Exercise requirements >> What is needed is an exact copy of the entries below, with every picture left out.

Given records >>
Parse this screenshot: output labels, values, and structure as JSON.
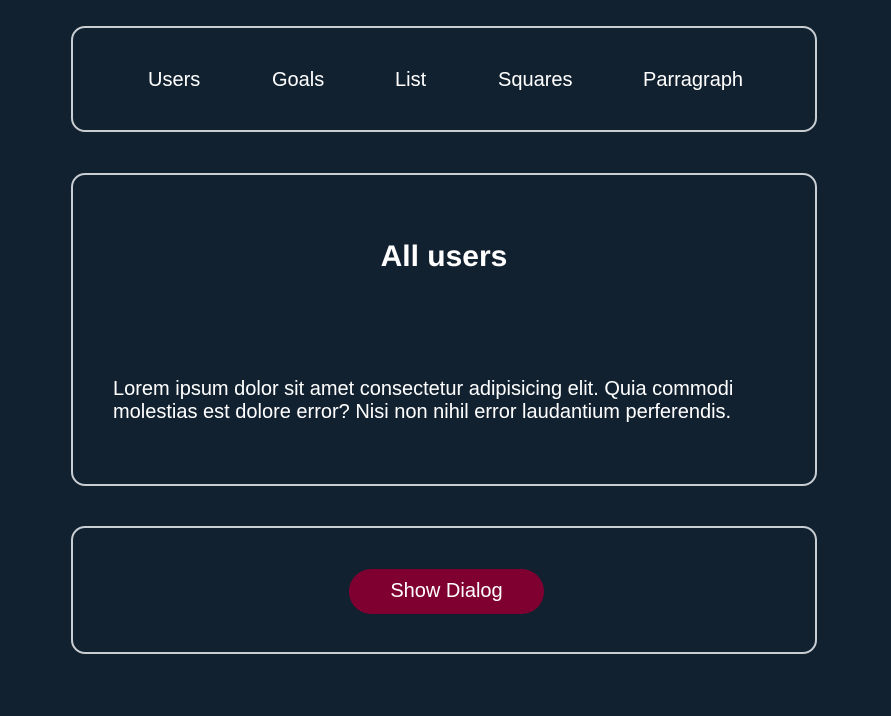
{
  "nav": {
    "items": [
      {
        "label": "Users"
      },
      {
        "label": "Goals"
      },
      {
        "label": "List"
      },
      {
        "label": "Squares"
      },
      {
        "label": "Parragraph"
      }
    ]
  },
  "main": {
    "title": "All users",
    "paragraph": "Lorem ipsum dolor sit amet consectetur adipisicing elit. Quia commodi molestias est dolore error? Nisi non nihil error laudantium perferendis."
  },
  "dialog": {
    "button_label": "Show Dialog"
  },
  "colors": {
    "background": "#122130",
    "border": "#c9ced3",
    "accent": "#7f0030",
    "text": "#ffffff"
  }
}
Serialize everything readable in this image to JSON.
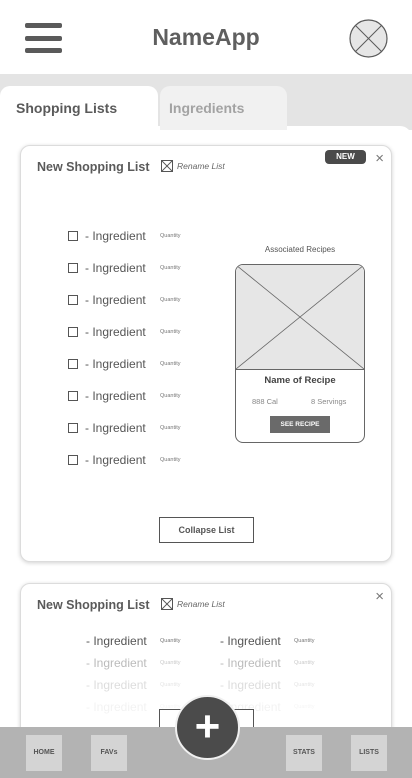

Solution >>
Parse this screenshot: output labels, values, and structure as JSON.
{
  "nav": {
    "items": [
      {
        "label": "Users"
      },
      {
        "label": "Goals"
      },
      {
        "label": "List"
      },
      {
        "label": "Squares"
      },
      {
        "label": "Parragraph"
      }
    ]
  },
  "main": {
    "title": "All users",
    "paragraph": "Lorem ipsum dolor sit amet consectetur adipisicing elit. Quia commodi molestias est dolore error? Nisi non nihil error laudantium perferendis."
  },
  "dialog": {
    "button_label": "Show Dialog"
  },
  "colors": {
    "background": "#122130",
    "border": "#c9ced3",
    "accent": "#7f0030",
    "text": "#ffffff"
  }
}
Serialize everything readable in this image to JSON.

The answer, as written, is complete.